The first is pathological science. This is science that started out as real science but left the path of honest, peer-reviewed study for some reason. He cites the hoopla surrounding cold fusion in the mid 1980s as an example. A similar case could be made today against embryonic stem cell research. Pathological science is science gone awry.
Park shows how pathological science can easily become fraudulent science. This is science that has no other aim than deception, perhaps even self-deception. Dr. Hwang Woo Suk’s claims to have greatly advanced the possibilities of human cloning in 2004 and 2005 are examples of fraudulent science. His results were later shown to have been falsified.
Finally, Park addresses pseudoscience, quackery dressed in scientific garb. Homeopathy is a good example. The supposed “medicines” are solutions diluted with water or alcohol to the point where it is unlikely that even a single molecule of the original solution is in the final product. Park explains:
In over-the-counter homeopathic remedies, for example, a dilution of 30X is fairly standard. The notation 30X means the substance was diluted one part in 10 and shaken, and this was repeated sequentially thirty times.
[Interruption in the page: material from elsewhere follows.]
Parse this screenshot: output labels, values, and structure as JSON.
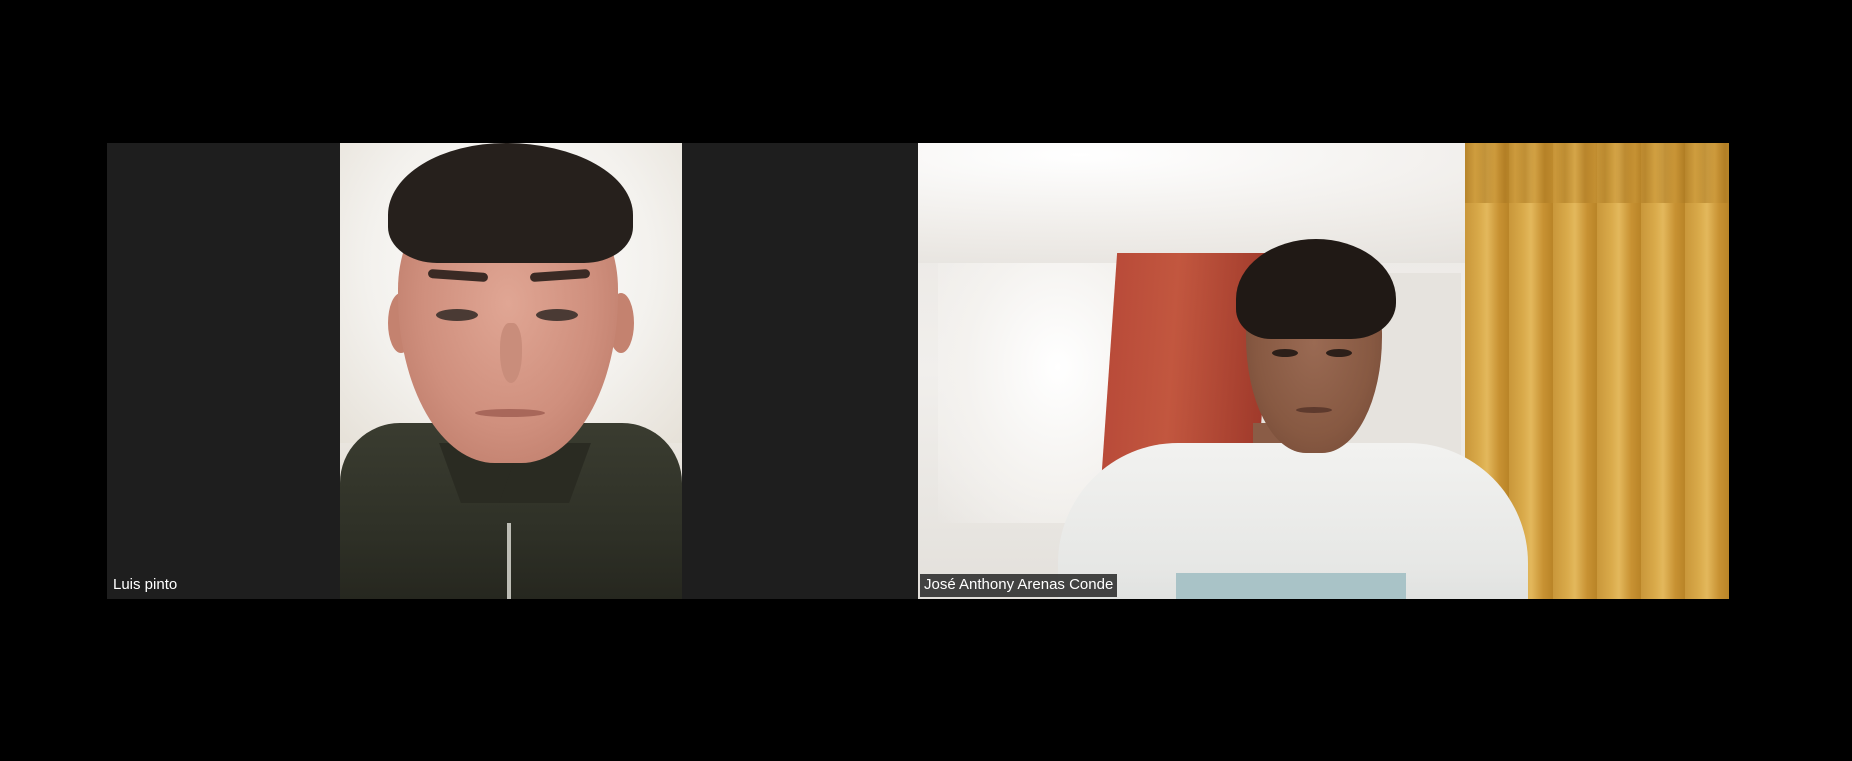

The final dilution would be one part medicine to 1,000,000,000,000,000,000,000,000,000,000 parts of water. That would be far beyond the dilution limit. To be precise, at a dilution of 30X you would have to drink 7,874 gallons of solution to expect to get just one molecule of the medicine.
As Park points out, there is no way to enforce quality control. The resulting solution should be pure water, and there is no test that can tell what the original medicine was, since no molecules of it remain in the solution.
The section where Park tells about Dennis Lee was embarrassing to read. Lee was a flimflam artist hawking perpetual motion and free energy with all the trappings of a traveling evangelist. He began his show with prayer, seemed to be healed of laryngitis, and repeatedly invoked God to legitimize his claims. “He even made references to his jail time—naturally, his incarceration had been part of a plot by the greedy polluters to suppress the technologies that might save the world.”
Throughout the book, Parks clearly describes in nontechnical language the fundamental errors made by voodoo science, and he equips readers with knowledge that will help keep them from being taken in by ridiculous but plausible-sounding claims.